START EXERCISE MATERIALS

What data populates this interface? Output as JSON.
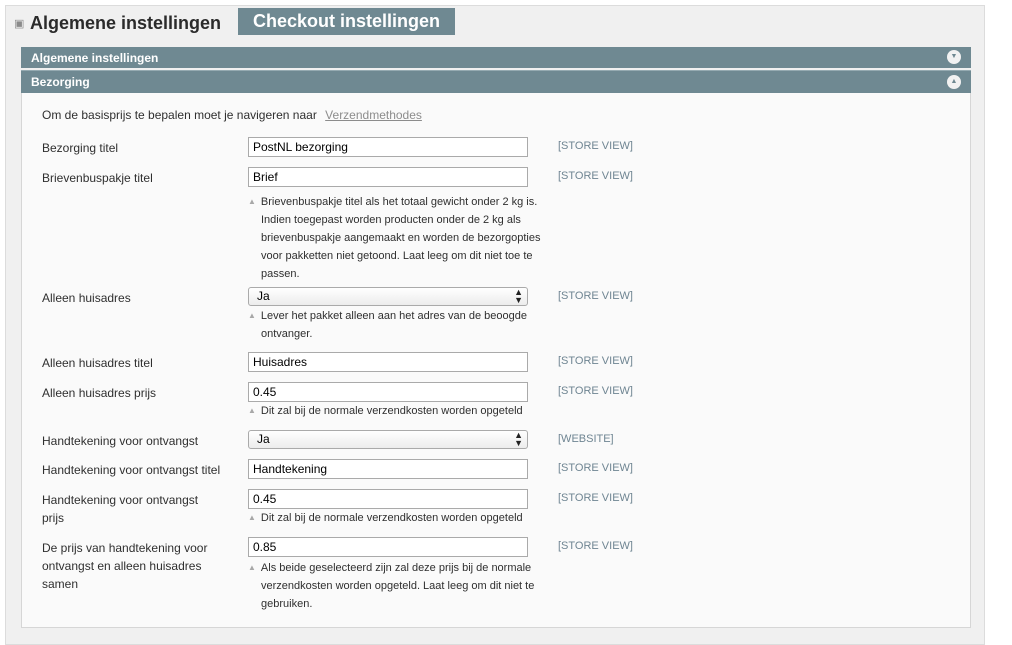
{
  "tabs": {
    "general_label": "Algemene instellingen",
    "checkout_label": "Checkout instellingen"
  },
  "sections": {
    "general_title": "Algemene instellingen",
    "delivery_title": "Bezorging"
  },
  "intro": {
    "text": "Om de basisprijs te bepalen moet je navigeren naar",
    "link": "Verzendmethodes"
  },
  "fields": [
    {
      "label": "Bezorging titel",
      "value": "PostNL bezorging",
      "scope": "[STORE VIEW]",
      "note": ""
    },
    {
      "label": "Brievenbuspakje titel",
      "value": "Brief",
      "scope": "[STORE VIEW]",
      "note": "Brievenbuspakje titel als het totaal gewicht onder 2 kg is. Indien toegepast worden producten onder de 2 kg als brievenbuspakje aangemaakt en worden de bezorgopties voor pakketten niet getoond. Laat leeg om dit niet toe te passen."
    },
    {
      "label": "Alleen huisadres",
      "value": "Ja",
      "scope": "[STORE VIEW]",
      "note": "Lever het pakket alleen aan het adres van de beoogde ontvanger."
    },
    {
      "label": "Alleen huisadres titel",
      "value": "Huisadres",
      "scope": "[STORE VIEW]",
      "note": ""
    },
    {
      "label": "Alleen huisadres prijs",
      "value": "0.45",
      "scope": "[STORE VIEW]",
      "note": "Dit zal bij de normale verzendkosten worden opgeteld"
    },
    {
      "label": "Handtekening voor ontvangst",
      "value": "Ja",
      "scope": "[WEBSITE]",
      "note": ""
    },
    {
      "label": "Handtekening voor ontvangst titel",
      "value": "Handtekening",
      "scope": "[STORE VIEW]",
      "note": ""
    },
    {
      "label": "Handtekening voor ontvangst prijs",
      "value": "0.45",
      "scope": "[STORE VIEW]",
      "note": "Dit zal bij de normale verzendkosten worden opgeteld"
    },
    {
      "label": "De prijs van handtekening voor ontvangst en alleen huisadres samen",
      "value": "0.85",
      "scope": "[STORE VIEW]",
      "note": "Als beide geselecteerd zijn zal deze prijs bij de normale verzendkosten worden opgeteld. Laat leeg om dit niet te gebruiken."
    }
  ],
  "colors": {
    "header_bg": "#6f8992",
    "scope_text": "#6f8592",
    "panel_bg": "#fafafa"
  },
  "icons": {
    "tab": "tab-pin-icon",
    "collapse": "chevron-down-circle-icon",
    "expand": "chevron-up-circle-icon",
    "note": "triangle-up-icon",
    "select": "select-arrows-icon"
  }
}
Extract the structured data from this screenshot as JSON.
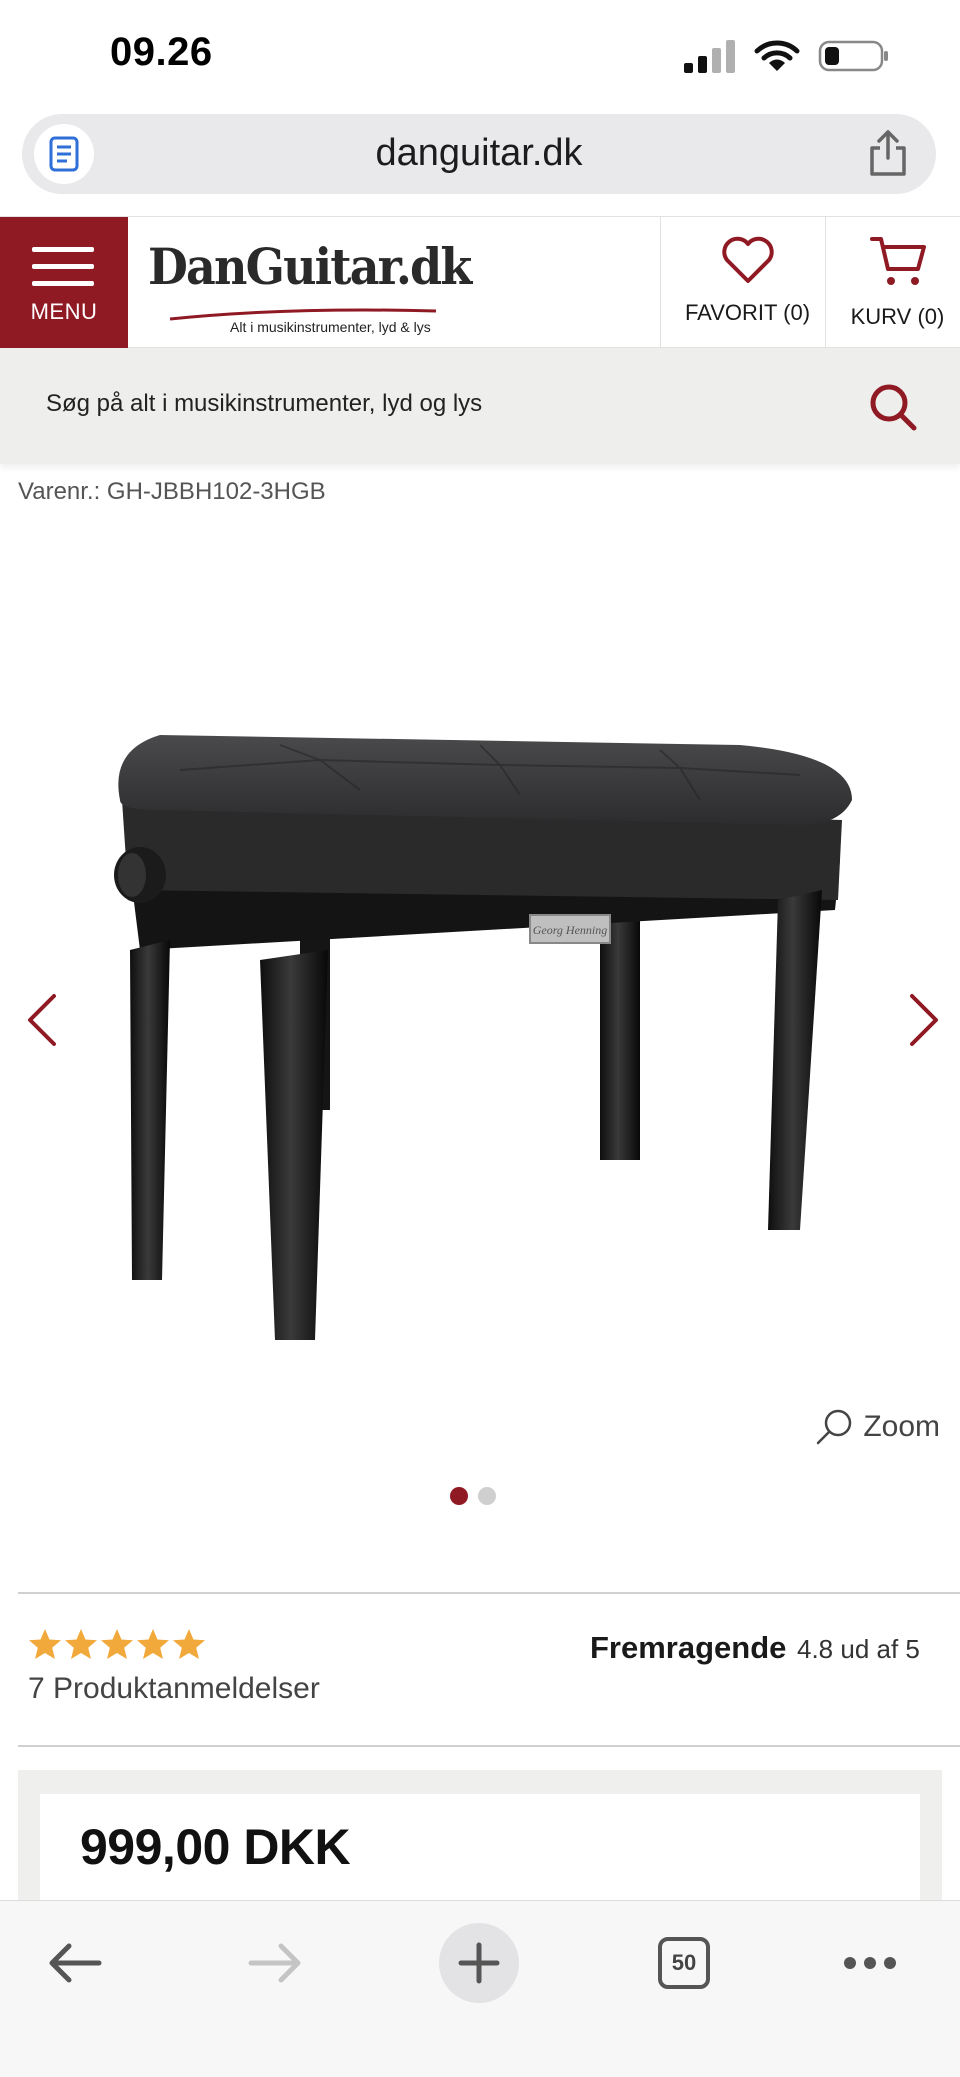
{
  "status_bar": {
    "time": "09.26"
  },
  "browser": {
    "url": "danguitar.dk",
    "tab_count": "50"
  },
  "header": {
    "menu_label": "MENU",
    "logo_text": "DanGuitar.dk",
    "logo_tagline": "Alt i musikinstrumenter, lyd & lys",
    "favorites_label": "FAVORIT (0)",
    "cart_label": "KURV (0)",
    "brand_color": "#8f1a24"
  },
  "search": {
    "placeholder": "Søg på alt i musikinstrumenter, lyd og lys"
  },
  "product": {
    "sku": "Varenr.: GH-JBBH102-3HGB",
    "zoom_label": "Zoom",
    "image_count": 2,
    "active_image": 1,
    "badge_text": "Georg Henning",
    "rating_stars": 5,
    "reviews_label": "7 Produktanmeldelser",
    "rating_word": "Fremragende",
    "rating_value": "4.8 ud af 5",
    "price": "999,00 DKK"
  },
  "icons": {
    "reader": "reader-icon",
    "share": "share-icon",
    "heart": "heart-icon",
    "cart": "cart-icon",
    "search": "search-icon",
    "prev": "chevron-left-icon",
    "next": "chevron-right-icon",
    "back": "back-arrow-icon",
    "forward": "forward-arrow-icon",
    "new_tab": "plus-icon",
    "tabs": "tabs-icon",
    "more": "more-icon"
  }
}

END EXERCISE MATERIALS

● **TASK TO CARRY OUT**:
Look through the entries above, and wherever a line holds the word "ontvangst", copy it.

● **YOUR SOLUTION**:
      "label": "Handtekening voor ontvangst",
      "label": "Handtekening voor ontvangst titel",
      "label": "Handtekening voor ontvangst prijs",
      "label": "De prijs van handtekening voor ontvangst en alleen huisadres samen",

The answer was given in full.